*TASK GOAL*:
Only a number is expected: how many lines in the entries that follow contain the word "file"?

*Interface dataset entries*:

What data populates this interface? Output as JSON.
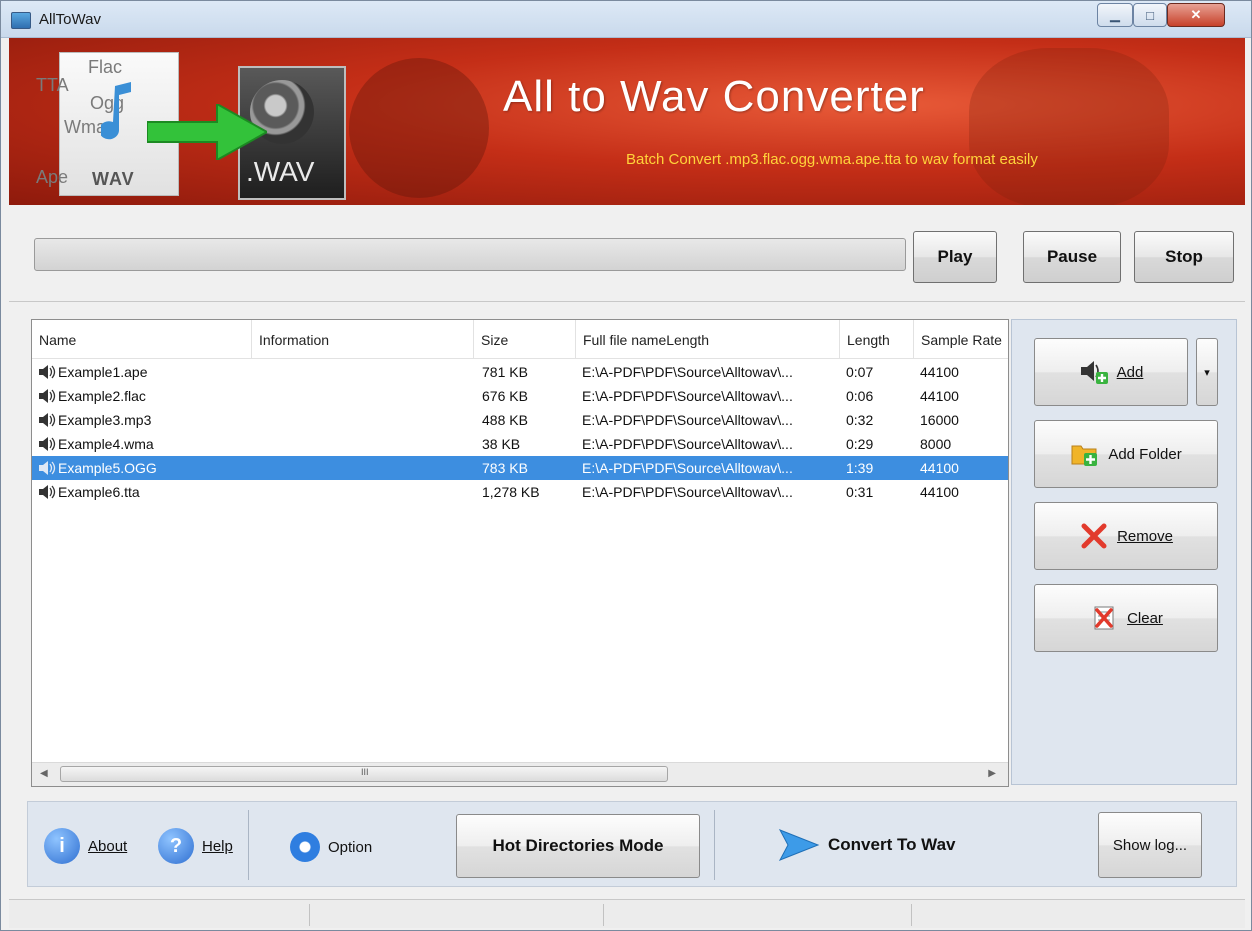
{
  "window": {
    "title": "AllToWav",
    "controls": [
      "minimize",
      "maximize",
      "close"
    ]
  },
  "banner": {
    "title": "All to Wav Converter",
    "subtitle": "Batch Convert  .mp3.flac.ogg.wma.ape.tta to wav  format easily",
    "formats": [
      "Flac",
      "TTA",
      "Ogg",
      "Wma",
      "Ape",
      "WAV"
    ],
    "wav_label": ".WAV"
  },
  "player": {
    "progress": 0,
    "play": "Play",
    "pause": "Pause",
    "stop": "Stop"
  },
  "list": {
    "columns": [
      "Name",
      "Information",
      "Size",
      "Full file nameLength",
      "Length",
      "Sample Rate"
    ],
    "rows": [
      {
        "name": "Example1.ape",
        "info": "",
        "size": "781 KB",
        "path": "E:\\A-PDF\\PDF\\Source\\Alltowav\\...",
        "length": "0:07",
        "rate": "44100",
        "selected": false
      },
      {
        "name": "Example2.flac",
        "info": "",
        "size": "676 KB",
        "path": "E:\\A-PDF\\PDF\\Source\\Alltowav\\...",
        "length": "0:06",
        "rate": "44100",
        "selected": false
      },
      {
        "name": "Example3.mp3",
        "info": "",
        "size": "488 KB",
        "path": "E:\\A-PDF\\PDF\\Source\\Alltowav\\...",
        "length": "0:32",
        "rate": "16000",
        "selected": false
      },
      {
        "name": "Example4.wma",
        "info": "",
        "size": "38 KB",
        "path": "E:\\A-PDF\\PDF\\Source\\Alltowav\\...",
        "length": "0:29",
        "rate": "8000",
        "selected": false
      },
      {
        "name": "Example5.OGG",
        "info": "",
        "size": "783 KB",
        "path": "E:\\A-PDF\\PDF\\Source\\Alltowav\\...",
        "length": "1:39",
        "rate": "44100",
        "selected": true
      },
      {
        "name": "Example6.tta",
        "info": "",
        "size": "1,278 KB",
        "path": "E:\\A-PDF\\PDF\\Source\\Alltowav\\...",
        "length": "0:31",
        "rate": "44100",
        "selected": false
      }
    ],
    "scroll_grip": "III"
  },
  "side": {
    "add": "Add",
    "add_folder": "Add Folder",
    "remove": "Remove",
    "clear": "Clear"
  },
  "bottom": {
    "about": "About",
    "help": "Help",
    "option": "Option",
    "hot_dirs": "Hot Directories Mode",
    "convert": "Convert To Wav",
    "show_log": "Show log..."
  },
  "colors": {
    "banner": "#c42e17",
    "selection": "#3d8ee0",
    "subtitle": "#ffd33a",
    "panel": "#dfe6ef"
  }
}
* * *
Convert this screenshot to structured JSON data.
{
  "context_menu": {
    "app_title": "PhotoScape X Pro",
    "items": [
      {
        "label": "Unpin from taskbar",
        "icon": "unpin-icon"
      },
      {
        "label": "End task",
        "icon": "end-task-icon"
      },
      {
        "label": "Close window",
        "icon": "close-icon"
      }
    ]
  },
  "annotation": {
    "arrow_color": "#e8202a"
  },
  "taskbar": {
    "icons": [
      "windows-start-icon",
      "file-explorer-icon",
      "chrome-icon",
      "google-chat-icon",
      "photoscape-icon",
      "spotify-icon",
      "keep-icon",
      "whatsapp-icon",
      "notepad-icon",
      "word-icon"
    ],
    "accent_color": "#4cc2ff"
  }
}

*RESPONSE FOR THIS EXERCISE*:
2